Abstract

Recent years have seen an increase in the amount of statistics describing different phenomena based on “Big Data.” This term includes data characterized not only by their large volume, but also by their variety and velocity, the organic way in which they are created, and the new types of processes needed to analyze them and make inference from them. The change in the nature of the new types of data, their availability, and the way in which they are collected and disseminated is fundamental. This change constitutes a paradigm shift for survey research. There is great potential in Big Data, but there are some fundamental challenges that have to be resolved before its full potential can be realized. This report provides examples of different types of Big Data and their potential for survey research; it also describes the Big Data process, discusses its main challenges, and considers solutions and research needs.

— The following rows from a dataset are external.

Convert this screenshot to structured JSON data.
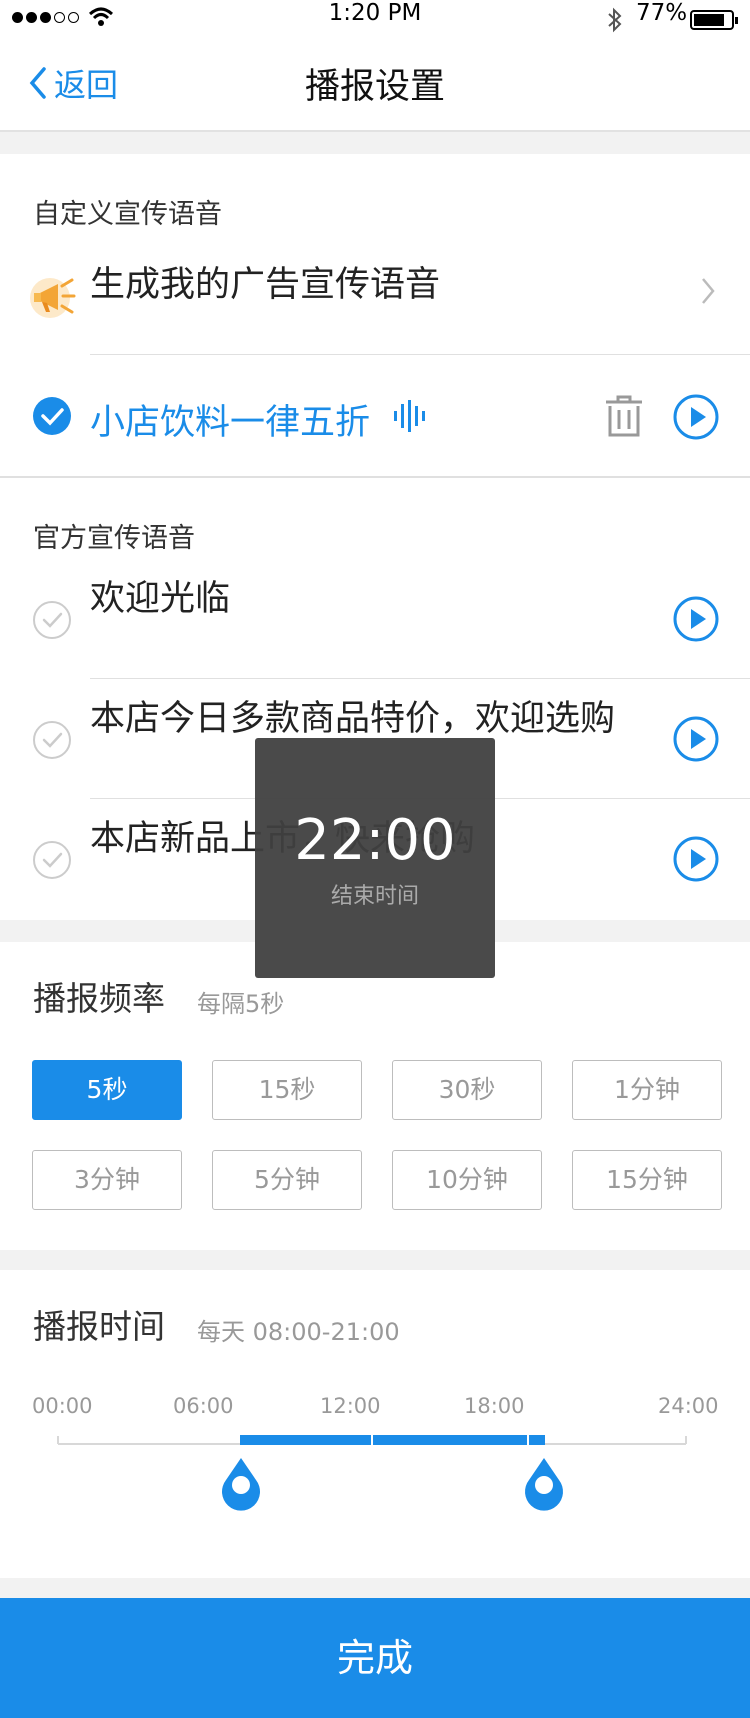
{
  "status_bar": {
    "time": "1:20 PM",
    "battery": "77%"
  },
  "nav": {
    "back_label": "返回",
    "title": "播报设置"
  },
  "custom": {
    "section_title": "自定义宣传语音",
    "generate_label": "生成我的广告宣传语音",
    "item_label": "小店饮料一律五折"
  },
  "official": {
    "section_title": "官方宣传语音",
    "items": [
      {
        "label": "欢迎光临"
      },
      {
        "label": "本店今日多款商品特价，欢迎选购"
      },
      {
        "label": "本店新品上市，快来抢购"
      }
    ]
  },
  "frequency": {
    "title": "播报频率",
    "subtitle": "每隔5秒",
    "options": [
      "5秒",
      "15秒",
      "30秒",
      "1分钟",
      "3分钟",
      "5分钟",
      "10分钟",
      "15分钟"
    ],
    "selected": "5秒"
  },
  "schedule": {
    "title": "播报时间",
    "subtitle": "每天 08:00-21:00",
    "ticks": [
      "00:00",
      "06:00",
      "12:00",
      "18:00",
      "24:00"
    ]
  },
  "toast": {
    "time": "22:00",
    "label": "结束时间"
  },
  "done_label": "完成",
  "colors": {
    "accent": "#1a8ce8"
  }
}
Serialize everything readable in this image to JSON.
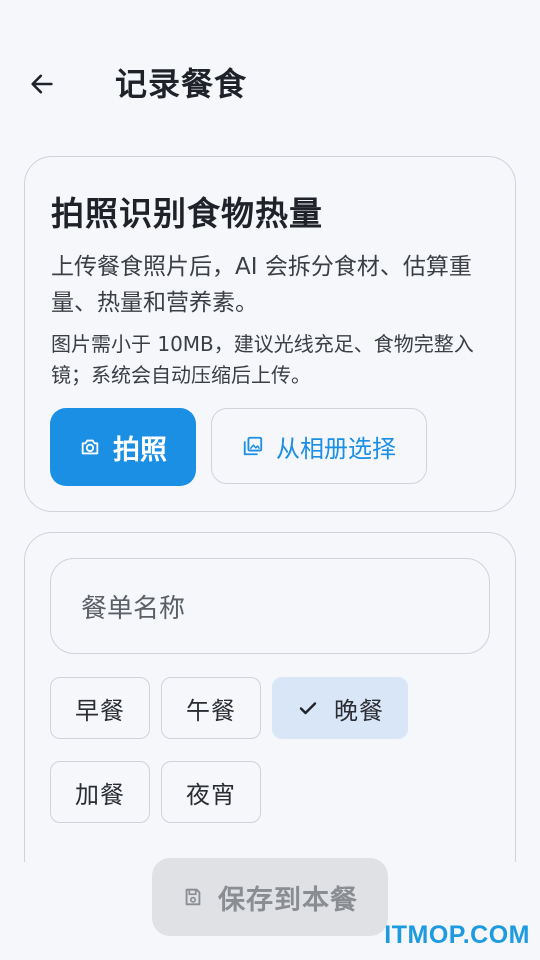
{
  "header": {
    "title": "记录餐食",
    "back_icon": "arrow-left-icon"
  },
  "photo_card": {
    "title": "拍照识别食物热量",
    "description": "上传餐食照片后，AI 会拆分食材、估算重量、热量和营养素。",
    "hint": "图片需小于 10MB，建议光线充足、食物完整入镜；系统会自动压缩后上传。",
    "take_photo_label": "拍照",
    "take_photo_icon": "camera-icon",
    "album_label": "从相册选择",
    "album_icon": "image-icon"
  },
  "meal_card": {
    "name_placeholder": "餐单名称",
    "meal_types": [
      {
        "label": "早餐",
        "selected": false
      },
      {
        "label": "午餐",
        "selected": false
      },
      {
        "label": "晚餐",
        "selected": true
      },
      {
        "label": "加餐",
        "selected": false
      },
      {
        "label": "夜宵",
        "selected": false
      }
    ]
  },
  "footer": {
    "save_label": "保存到本餐",
    "save_icon": "save-icon",
    "save_enabled": false
  },
  "watermark": "ITMOP.COM",
  "colors": {
    "accent": "#1b8fe3",
    "selected_chip": "#d9e6f7",
    "disabled_button": "#dfe1e5",
    "background": "#f5f7fb",
    "watermark": "#1e9be0"
  }
}
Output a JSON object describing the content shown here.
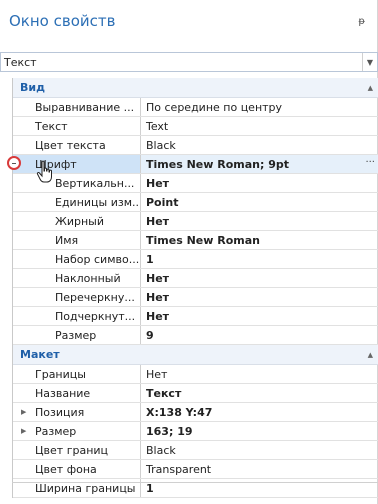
{
  "window": {
    "title": "Окно свойств",
    "pin_icon": "ᵽ"
  },
  "selector": {
    "value": "Текст"
  },
  "categories": [
    {
      "name": "Вид",
      "rows": [
        {
          "key": "Выравнивание ...",
          "value": "По середине по центру",
          "bold": false
        },
        {
          "key": "Текст",
          "value": "Text",
          "bold": false
        },
        {
          "key": "Цвет текста",
          "value": "Black",
          "bold": false
        },
        {
          "key": "Шрифт",
          "value": "Times New Roman; 9pt",
          "bold": true,
          "selected": true,
          "expanded": true
        },
        {
          "key": "Вертикальн...",
          "value": "Нет",
          "bold": true,
          "sub": true
        },
        {
          "key": "Единицы изм...",
          "value": "Point",
          "bold": true,
          "sub": true
        },
        {
          "key": "Жирный",
          "value": "Нет",
          "bold": true,
          "sub": true
        },
        {
          "key": "Имя",
          "value": "Times New Roman",
          "bold": true,
          "sub": true
        },
        {
          "key": "Набор симво...",
          "value": "1",
          "bold": true,
          "sub": true
        },
        {
          "key": "Наклонный",
          "value": "Нет",
          "bold": true,
          "sub": true
        },
        {
          "key": "Перечеркну...",
          "value": "Нет",
          "bold": true,
          "sub": true
        },
        {
          "key": "Подчеркнут...",
          "value": "Нет",
          "bold": true,
          "sub": true
        },
        {
          "key": "Размер",
          "value": "9",
          "bold": true,
          "sub": true
        }
      ]
    },
    {
      "name": "Макет",
      "rows": [
        {
          "key": "Границы",
          "value": "Нет",
          "bold": false
        },
        {
          "key": "Название",
          "value": "Текст",
          "bold": true
        },
        {
          "key": "Позиция",
          "value": "X:138 Y:47",
          "bold": true,
          "expandable": true
        },
        {
          "key": "Размер",
          "value": "163; 19",
          "bold": true,
          "expandable": true
        },
        {
          "key": "Цвет границ",
          "value": "Black",
          "bold": false
        },
        {
          "key": "Цвет фона",
          "value": "Transparent",
          "bold": false
        },
        {
          "key": "Ширина границы",
          "value": "1",
          "bold": true
        }
      ]
    }
  ]
}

1990

Julia Lane, Dennis Glennon and Russ Ray. Work Profiles of Research Statisticians. The American Statistician, Volume 44 (February 1990), pp. 9-13.

1989

Julia Lane, Dennis Glennon and James McCabe. Measures of local business climate: alternative approaches. Regional Science Perspectives, Volume 19 (Spring 1989), pp. 89-106.
Julia Lane and Tom Berry. A multi-state analysis of the targeted jobs tax credit programme. Applied Economics, Volume 21 (January 1989), pp. 85-95.

1988

Julia Lane and Robert Blewett. Development Rights and the Differential Assessment of Agricultural Land: Fractional Valuation of Farmland is Ineffective for Preserving Open Space and Subsidizes Speculation. American Journal of Economics & Sociology, Volume 47 (April 1988), pp. 195-206.
Julia Lane and Dennis Glennon. The Estimation of Earnings Profiles in Wrongful Death and Injury Cases: Authors Reply. Journal of Risk and Insurance, (March 1988), pp. 687-695.

1987

Julia Lane and Richard McHugh. The Age of Capital, the Age of Utilized Capital Tests of the Embodiment Hypothesis Revisited. Southern Economic Journal, Volume 53 (April 1987), pp. 915-925.
Julia Lane and Richard McHugh. The Decline of Labor Productivity in the 1970’s: The Surprising Role of Embodied Technological Change. Southern Economic Journal, Volume 53 (April 1987), pp. 915-925.
Julia Lane. Regional econometric models that reflect labor market relations.
Julia Lane, Dennis Glennon and Stan Johnson. Regional Econometric Forecasting Models that Reflect Aggregate Production Relations. International Journal of Forecasting, Volume 3, pp. 299-313.

1986

Julia Lane and Dennis Glennon. Imputing a Housewife’s Earnings in a Wrongful Death and Injury Case. Journal of Risk and Insurance, Volume 53 (December 1986), pp. 734-744.
Julia Lane and LaVonne Straub. Pay Equity in Occupations: The Nursing Profession. Population Research & Policy Review, (May 1986), pp. 31-45.
Julia Lane, Dennis Glennon, Stanley Johnson, and Edward Robb. Incorporating Labor Market Structure in Regional Econometric Models. Applied Economics, Volume 18 (May 1986), pp. 545 –556.

1985

Julia Lane and Dennis Glennon. The Estimation of Earnings Profiles in Wrongful Death and Injury Cases. Journal of Risk and Insurance, Volume 55 (December 1985), pp. 168-180.
Julia Lane and LaVonne Booton. Hospital Market Structure and the Return to Nursing Education. Journal of Human Resources, (Spring 1985), pp. 183-196.
Julia Lane. An Empirical Estimate of the Effects of Labor-Market Distortions on the Factor Content of U.S. Trade. Journal of International Economics, (February 1985), pp. 187-193.
Julia Lane. An empirical estimate of the effects of labormarket distortions on the factor content of U.S. trade.

1983

Julia Lane and Richard McHugh. The Embodiment Hypothesis: An Interregional Test. Review of Economics and Statistics, (May 1983), pp. 323-327.
Julia Lane and Richard McHugh. The Embodiment Hypothesis: An Interregional Test. Review of Economics and Statistics, (May 1983), pp. 323-327.